When it comes to widening the talent pool – think even more outside the box to include disabled and neurodiverse individuals. These are huge, untapped talent pools. Let’s look at neurodiverse individuals who are often overlooked as potential employees. Neurodiversity commonly refers to individuals with autism, ADHD, dyslexia, and social anxiety disorders. According to a recent article in the Harvard Business Review, 20% of the adult population is neurodiverse, and around 80% are unemployed. That is a lot of available talent.
Learn more about the value of neurodiversity in the workplace in these two articles:
Savvy job candidates understand that diverse teams are stronger, solve problems faster, and perform better in general. Diverse teams can think outside the box and relate to a broader customer base. This gives their companies a definite competitive advantage, especially in the global marketplace. and those identified as more diverse and inclusive are 35% more likely to outperform their competitors (McKinsey.) A successful, diverse workplace is going to attract the best candidates.
Creativity and problem-solving are boosted when your workforce consists of employees from different backgrounds and perspectives. This leads to better products and solutions, and business success. Inclusive companies are 1.7 times more likely to be innovation leaders (Josh Bersin research), and diverse companies are 70% more likely to capture new markets (Harvard Business Review.) That’s a win-win for everybody at the organization. Who wouldn’t want to be on a winning team leading innovation in their marketplace?

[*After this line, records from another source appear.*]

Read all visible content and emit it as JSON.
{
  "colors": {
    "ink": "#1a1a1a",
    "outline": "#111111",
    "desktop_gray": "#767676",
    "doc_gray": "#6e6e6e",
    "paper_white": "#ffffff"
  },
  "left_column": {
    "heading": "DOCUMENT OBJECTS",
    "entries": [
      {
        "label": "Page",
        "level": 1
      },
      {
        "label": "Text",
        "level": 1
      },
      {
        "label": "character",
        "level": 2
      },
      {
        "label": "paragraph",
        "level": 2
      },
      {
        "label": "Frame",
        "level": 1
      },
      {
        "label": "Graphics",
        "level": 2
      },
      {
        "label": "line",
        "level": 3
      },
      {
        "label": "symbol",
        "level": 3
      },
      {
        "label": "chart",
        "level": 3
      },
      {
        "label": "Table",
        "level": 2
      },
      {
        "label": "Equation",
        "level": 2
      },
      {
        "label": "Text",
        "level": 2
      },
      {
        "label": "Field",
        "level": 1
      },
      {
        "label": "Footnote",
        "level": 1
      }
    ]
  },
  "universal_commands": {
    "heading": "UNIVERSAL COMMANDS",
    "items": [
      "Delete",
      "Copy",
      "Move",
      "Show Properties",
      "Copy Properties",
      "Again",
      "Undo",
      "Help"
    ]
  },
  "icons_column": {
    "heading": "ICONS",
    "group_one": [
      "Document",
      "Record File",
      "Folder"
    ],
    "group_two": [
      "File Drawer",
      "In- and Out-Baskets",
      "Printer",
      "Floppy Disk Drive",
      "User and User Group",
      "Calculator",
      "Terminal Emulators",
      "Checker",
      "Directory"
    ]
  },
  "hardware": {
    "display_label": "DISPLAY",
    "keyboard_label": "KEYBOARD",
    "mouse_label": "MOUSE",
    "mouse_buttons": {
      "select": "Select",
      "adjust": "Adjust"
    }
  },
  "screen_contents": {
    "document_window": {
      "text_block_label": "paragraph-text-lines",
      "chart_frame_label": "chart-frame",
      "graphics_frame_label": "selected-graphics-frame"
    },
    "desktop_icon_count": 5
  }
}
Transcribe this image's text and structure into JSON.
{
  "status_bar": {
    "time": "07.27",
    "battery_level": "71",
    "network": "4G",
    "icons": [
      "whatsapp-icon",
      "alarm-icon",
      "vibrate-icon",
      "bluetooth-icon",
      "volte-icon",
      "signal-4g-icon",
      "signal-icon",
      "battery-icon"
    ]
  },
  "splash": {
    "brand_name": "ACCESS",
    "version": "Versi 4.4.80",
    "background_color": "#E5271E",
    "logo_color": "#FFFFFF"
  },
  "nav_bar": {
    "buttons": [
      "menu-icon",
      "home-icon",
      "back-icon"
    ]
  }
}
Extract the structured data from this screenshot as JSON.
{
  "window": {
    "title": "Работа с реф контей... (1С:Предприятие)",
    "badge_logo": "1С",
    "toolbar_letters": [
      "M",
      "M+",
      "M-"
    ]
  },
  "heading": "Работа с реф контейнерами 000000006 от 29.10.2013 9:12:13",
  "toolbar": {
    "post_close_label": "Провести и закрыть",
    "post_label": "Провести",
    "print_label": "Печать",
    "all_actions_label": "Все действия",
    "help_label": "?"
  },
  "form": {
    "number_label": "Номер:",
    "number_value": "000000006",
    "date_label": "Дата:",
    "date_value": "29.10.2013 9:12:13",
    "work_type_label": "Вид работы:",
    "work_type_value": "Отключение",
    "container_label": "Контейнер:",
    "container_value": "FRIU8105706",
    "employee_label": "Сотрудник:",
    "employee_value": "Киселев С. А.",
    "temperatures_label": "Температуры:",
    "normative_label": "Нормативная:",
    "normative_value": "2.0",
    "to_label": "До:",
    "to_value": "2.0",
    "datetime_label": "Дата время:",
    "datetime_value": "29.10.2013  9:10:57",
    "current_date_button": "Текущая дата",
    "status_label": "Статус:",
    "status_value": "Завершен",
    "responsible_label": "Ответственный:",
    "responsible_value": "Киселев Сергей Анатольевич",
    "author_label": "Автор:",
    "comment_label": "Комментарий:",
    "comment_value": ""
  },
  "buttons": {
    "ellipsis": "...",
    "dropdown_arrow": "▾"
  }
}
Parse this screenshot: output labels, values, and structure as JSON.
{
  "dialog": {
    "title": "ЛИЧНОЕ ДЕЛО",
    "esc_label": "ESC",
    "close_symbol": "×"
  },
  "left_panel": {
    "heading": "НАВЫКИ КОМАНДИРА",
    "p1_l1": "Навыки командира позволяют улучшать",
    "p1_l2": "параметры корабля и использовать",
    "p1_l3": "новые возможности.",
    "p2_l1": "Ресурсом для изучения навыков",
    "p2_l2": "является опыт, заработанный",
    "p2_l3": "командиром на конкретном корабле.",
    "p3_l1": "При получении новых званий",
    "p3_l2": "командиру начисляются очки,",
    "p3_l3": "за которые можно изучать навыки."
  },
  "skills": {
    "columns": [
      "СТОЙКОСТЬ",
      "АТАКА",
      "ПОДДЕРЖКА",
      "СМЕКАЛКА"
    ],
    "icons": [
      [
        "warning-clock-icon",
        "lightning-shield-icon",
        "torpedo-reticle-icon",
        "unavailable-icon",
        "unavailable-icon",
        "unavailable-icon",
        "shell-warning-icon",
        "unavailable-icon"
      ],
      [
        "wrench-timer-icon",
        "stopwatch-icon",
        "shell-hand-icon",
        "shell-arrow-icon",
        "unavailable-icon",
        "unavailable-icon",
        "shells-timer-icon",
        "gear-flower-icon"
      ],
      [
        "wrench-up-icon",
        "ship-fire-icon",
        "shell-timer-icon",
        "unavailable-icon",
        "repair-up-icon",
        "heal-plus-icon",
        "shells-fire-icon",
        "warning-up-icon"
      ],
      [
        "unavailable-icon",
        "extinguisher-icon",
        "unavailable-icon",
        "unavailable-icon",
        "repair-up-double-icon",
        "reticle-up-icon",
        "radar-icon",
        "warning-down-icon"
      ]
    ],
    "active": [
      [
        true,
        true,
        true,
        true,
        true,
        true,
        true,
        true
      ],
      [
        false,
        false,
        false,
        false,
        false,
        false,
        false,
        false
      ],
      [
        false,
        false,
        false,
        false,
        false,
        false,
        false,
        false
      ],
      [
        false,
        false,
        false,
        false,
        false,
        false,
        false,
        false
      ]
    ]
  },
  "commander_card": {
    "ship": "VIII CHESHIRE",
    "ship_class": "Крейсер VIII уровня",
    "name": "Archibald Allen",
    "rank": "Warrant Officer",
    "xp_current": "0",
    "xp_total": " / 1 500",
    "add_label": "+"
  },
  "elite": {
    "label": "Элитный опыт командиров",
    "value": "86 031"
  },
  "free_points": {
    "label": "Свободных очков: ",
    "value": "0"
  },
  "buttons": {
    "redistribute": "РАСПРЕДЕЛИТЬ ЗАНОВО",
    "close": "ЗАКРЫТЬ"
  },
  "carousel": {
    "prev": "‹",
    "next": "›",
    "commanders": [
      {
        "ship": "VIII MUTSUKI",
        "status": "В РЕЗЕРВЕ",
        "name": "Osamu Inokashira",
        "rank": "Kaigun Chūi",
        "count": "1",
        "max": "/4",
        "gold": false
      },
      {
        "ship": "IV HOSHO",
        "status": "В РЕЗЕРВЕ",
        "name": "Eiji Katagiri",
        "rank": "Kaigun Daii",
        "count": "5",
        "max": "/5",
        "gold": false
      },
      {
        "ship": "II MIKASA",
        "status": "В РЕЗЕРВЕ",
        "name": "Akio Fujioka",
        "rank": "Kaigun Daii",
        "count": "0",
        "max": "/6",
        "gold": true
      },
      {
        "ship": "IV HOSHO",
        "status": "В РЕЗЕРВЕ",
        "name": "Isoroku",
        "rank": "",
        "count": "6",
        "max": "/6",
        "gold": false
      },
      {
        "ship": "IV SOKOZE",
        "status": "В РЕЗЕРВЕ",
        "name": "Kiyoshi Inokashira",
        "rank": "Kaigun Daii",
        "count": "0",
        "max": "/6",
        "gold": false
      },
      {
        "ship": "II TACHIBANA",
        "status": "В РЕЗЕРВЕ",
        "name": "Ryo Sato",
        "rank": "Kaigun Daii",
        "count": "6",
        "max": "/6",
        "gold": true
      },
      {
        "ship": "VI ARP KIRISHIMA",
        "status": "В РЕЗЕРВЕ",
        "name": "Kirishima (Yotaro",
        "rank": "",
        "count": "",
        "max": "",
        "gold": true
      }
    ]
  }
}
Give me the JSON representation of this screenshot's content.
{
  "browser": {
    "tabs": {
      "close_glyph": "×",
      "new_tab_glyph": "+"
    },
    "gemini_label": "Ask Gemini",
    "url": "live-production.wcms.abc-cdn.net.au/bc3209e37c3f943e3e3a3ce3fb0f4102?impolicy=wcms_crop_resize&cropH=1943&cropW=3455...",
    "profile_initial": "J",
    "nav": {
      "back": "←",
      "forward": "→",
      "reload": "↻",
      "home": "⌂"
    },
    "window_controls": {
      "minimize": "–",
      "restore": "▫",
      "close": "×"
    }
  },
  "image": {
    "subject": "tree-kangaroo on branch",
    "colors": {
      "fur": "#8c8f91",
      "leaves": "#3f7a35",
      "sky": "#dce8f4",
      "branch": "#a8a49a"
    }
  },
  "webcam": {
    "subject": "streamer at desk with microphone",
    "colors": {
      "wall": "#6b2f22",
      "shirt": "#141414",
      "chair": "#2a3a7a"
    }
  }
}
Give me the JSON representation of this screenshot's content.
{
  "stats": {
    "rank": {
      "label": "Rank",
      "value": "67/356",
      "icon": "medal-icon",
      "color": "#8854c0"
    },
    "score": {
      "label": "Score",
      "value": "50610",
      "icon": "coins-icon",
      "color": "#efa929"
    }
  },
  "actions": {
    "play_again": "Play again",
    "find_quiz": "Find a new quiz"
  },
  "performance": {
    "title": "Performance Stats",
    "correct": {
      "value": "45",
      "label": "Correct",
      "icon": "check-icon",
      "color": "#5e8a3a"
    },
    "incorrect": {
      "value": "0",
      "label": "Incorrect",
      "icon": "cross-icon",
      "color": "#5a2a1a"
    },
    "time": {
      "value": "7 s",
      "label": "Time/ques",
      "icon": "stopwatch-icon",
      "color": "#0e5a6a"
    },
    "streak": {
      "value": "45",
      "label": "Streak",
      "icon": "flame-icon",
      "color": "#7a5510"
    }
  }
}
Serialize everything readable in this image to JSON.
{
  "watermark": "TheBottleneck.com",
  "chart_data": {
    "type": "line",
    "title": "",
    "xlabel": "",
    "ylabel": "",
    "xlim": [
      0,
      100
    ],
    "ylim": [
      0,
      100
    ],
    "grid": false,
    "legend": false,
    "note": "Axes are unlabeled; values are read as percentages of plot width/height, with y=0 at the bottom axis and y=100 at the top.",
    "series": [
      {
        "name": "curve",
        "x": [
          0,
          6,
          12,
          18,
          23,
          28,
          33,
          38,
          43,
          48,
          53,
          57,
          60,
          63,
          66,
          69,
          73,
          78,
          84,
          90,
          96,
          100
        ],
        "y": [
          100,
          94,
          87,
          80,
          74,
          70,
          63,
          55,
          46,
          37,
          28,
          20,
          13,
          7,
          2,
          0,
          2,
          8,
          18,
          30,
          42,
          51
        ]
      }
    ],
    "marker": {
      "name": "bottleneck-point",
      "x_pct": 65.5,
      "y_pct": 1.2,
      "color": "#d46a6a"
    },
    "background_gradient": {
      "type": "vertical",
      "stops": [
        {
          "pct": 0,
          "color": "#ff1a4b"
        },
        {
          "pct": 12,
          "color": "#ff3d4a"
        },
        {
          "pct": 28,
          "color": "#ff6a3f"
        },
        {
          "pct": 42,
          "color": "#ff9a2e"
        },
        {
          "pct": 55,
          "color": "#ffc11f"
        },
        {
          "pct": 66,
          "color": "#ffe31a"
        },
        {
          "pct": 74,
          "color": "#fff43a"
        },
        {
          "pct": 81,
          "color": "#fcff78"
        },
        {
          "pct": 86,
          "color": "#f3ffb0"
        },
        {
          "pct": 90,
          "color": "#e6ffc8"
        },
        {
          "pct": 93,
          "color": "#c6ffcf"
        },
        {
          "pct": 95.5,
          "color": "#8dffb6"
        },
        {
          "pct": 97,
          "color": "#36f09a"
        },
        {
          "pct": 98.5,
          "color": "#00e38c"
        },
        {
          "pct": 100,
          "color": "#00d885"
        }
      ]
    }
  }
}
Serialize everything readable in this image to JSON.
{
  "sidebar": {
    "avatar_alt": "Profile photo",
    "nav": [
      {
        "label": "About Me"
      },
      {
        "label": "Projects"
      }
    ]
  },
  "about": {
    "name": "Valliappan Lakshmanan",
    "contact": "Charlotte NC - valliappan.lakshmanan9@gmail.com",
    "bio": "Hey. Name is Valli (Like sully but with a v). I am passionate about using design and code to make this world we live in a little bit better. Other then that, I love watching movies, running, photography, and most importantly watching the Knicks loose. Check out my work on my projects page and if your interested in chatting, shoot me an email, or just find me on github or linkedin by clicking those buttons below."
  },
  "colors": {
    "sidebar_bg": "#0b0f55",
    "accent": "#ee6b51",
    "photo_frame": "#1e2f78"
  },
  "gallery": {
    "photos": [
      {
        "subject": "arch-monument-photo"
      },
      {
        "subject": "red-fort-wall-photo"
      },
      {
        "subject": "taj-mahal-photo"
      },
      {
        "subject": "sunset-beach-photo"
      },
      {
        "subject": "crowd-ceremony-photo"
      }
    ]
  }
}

Diversity in the workplace is necessary to compete for the best talent. Today’s job seekers expect to work in an environment that accepts all people. They want to know that not only will they be treated fairly, but that all the organization’s employees are treated fairly. To be competitive in the war for talent today, organizations need to embrace diversity and inclusion fully throughout their culture and all aspects of their business.
When you create your diversity strategy, be sure to include strategies to improve inclusion throughout your organization. Prospective employees are not only watching who you hire but how you treat them once they are employees.
Diverse workplaces are more innovative and have better business outcomes than their less diverse counterparts. Inclusive, innovative, successful businesses will always attract top job candidates. And they’ll only get better in an endless cycle of attracting talent, innovating new products, and seeing better business outcomes.
Are you focusing on diversity hiring efforts? Be sure to watch this short video on Cadient's Diversity Hiring Dashboard. The dashboard allows you to easily see and report your diversity hiring efforts.
Don't miss these other diversity related articles: DEI Resources.